Website and app data records
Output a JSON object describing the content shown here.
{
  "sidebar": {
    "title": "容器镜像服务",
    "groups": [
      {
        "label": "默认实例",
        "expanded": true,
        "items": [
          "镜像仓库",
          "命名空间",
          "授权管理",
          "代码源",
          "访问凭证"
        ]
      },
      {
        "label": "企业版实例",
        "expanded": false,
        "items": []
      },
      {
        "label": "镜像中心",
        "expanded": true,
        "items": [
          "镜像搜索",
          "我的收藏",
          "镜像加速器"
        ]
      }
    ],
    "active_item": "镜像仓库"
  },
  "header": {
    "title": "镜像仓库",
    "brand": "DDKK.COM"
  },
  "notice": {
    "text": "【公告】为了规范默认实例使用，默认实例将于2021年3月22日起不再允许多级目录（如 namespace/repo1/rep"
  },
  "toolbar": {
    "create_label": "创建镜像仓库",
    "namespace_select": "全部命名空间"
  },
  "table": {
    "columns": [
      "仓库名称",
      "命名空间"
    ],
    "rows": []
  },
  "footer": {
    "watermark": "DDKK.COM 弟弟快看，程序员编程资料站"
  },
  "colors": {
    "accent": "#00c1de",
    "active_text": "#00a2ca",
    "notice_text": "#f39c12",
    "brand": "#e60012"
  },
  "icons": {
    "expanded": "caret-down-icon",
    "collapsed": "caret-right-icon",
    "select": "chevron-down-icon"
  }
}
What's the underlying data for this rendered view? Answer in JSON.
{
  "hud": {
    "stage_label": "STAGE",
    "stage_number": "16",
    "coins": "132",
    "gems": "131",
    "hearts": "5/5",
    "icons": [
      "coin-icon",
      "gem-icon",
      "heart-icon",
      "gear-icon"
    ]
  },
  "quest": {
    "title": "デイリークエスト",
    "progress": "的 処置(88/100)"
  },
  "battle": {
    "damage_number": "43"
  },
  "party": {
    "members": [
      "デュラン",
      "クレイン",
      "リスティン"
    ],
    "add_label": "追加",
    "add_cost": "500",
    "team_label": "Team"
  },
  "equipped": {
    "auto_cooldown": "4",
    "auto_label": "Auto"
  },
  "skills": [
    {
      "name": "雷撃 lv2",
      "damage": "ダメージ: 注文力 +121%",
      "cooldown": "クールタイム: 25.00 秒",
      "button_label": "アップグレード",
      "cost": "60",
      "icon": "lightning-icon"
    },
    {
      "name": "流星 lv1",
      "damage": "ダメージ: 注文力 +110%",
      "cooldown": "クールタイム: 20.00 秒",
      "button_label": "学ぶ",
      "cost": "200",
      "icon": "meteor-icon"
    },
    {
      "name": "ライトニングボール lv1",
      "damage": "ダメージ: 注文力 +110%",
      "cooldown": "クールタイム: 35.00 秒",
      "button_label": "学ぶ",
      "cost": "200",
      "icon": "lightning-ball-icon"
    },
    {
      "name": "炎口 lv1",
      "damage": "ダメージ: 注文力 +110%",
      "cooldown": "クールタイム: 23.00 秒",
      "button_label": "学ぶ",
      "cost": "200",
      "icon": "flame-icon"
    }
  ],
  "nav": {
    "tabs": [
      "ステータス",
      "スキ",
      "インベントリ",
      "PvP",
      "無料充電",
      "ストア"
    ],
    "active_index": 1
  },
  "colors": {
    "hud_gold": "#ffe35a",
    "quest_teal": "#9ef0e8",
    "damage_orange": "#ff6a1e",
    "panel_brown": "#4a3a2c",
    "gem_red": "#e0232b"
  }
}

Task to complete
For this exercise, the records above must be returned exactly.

Completed exercise
Output a JSON object describing the content shown here.
{
  "sidebar": {
    "title": "容器镜像服务",
    "groups": [
      {
        "label": "默认实例",
        "expanded": true,
        "items": [
          "镜像仓库",
          "命名空间",
          "授权管理",
          "代码源",
          "访问凭证"
        ]
      },
      {
        "label": "企业版实例",
        "expanded": false,
        "items": []
      },
      {
        "label": "镜像中心",
        "expanded": true,
        "items": [
          "镜像搜索",
          "我的收藏",
          "镜像加速器"
        ]
      }
    ],
    "active_item": "镜像仓库"
  },
  "header": {
    "title": "镜像仓库",
    "brand": "DDKK.COM"
  },
  "notice": {
    "text": "【公告】为了规范默认实例使用，默认实例将于2021年3月22日起不再允许多级目录（如 namespace/repo1/rep"
  },
  "toolbar": {
    "create_label": "创建镜像仓库",
    "namespace_select": "全部命名空间"
  },
  "table": {
    "columns": [
      "仓库名称",
      "命名空间"
    ],
    "rows": []
  },
  "footer": {
    "watermark": "DDKK.COM 弟弟快看，程序员编程资料站"
  },
  "colors": {
    "accent": "#00c1de",
    "active_text": "#00a2ca",
    "notice_text": "#f39c12",
    "brand": "#e60012"
  },
  "icons": {
    "expanded": "caret-down-icon",
    "collapsed": "caret-right-icon",
    "select": "chevron-down-icon"
  }
}
What's the underlying data for this rendered view? Answer in JSON.
{
  "hud": {
    "stage_label": "STAGE",
    "stage_number": "16",
    "coins": "132",
    "gems": "131",
    "hearts": "5/5",
    "icons": [
      "coin-icon",
      "gem-icon",
      "heart-icon",
      "gear-icon"
    ]
  },
  "quest": {
    "title": "デイリークエスト",
    "progress": "的 処置(88/100)"
  },
  "battle": {
    "damage_number": "43"
  },
  "party": {
    "members": [
      "デュラン",
      "クレイン",
      "リスティン"
    ],
    "add_label": "追加",
    "add_cost": "500",
    "team_label": "Team"
  },
  "equipped": {
    "auto_cooldown": "4",
    "auto_label": "Auto"
  },
  "skills": [
    {
      "name": "雷撃 lv2",
      "damage": "ダメージ: 注文力 +121%",
      "cooldown": "クールタイム: 25.00 秒",
      "button_label": "アップグレード",
      "cost": "60",
      "icon": "lightning-icon"
    },
    {
      "name": "流星 lv1",
      "damage": "ダメージ: 注文力 +110%",
      "cooldown": "クールタイム: 20.00 秒",
      "button_label": "学ぶ",
      "cost": "200",
      "icon": "meteor-icon"
    },
    {
      "name": "ライトニングボール lv1",
      "damage": "ダメージ: 注文力 +110%",
      "cooldown": "クールタイム: 35.00 秒",
      "button_label": "学ぶ",
      "cost": "200",
      "icon": "lightning-ball-icon"
    },
    {
      "name": "炎口 lv1",
      "damage": "ダメージ: 注文力 +110%",
      "cooldown": "クールタイム: 23.00 秒",
      "button_label": "学ぶ",
      "cost": "200",
      "icon": "flame-icon"
    }
  ],
  "nav": {
    "tabs": [
      "ステータス",
      "スキ",
      "インベントリ",
      "PvP",
      "無料充電",
      "ストア"
    ],
    "active_index": 1
  },
  "colors": {
    "hud_gold": "#ffe35a",
    "quest_teal": "#9ef0e8",
    "damage_orange": "#ff6a1e",
    "panel_brown": "#4a3a2c",
    "gem_red": "#e0232b"
  }
}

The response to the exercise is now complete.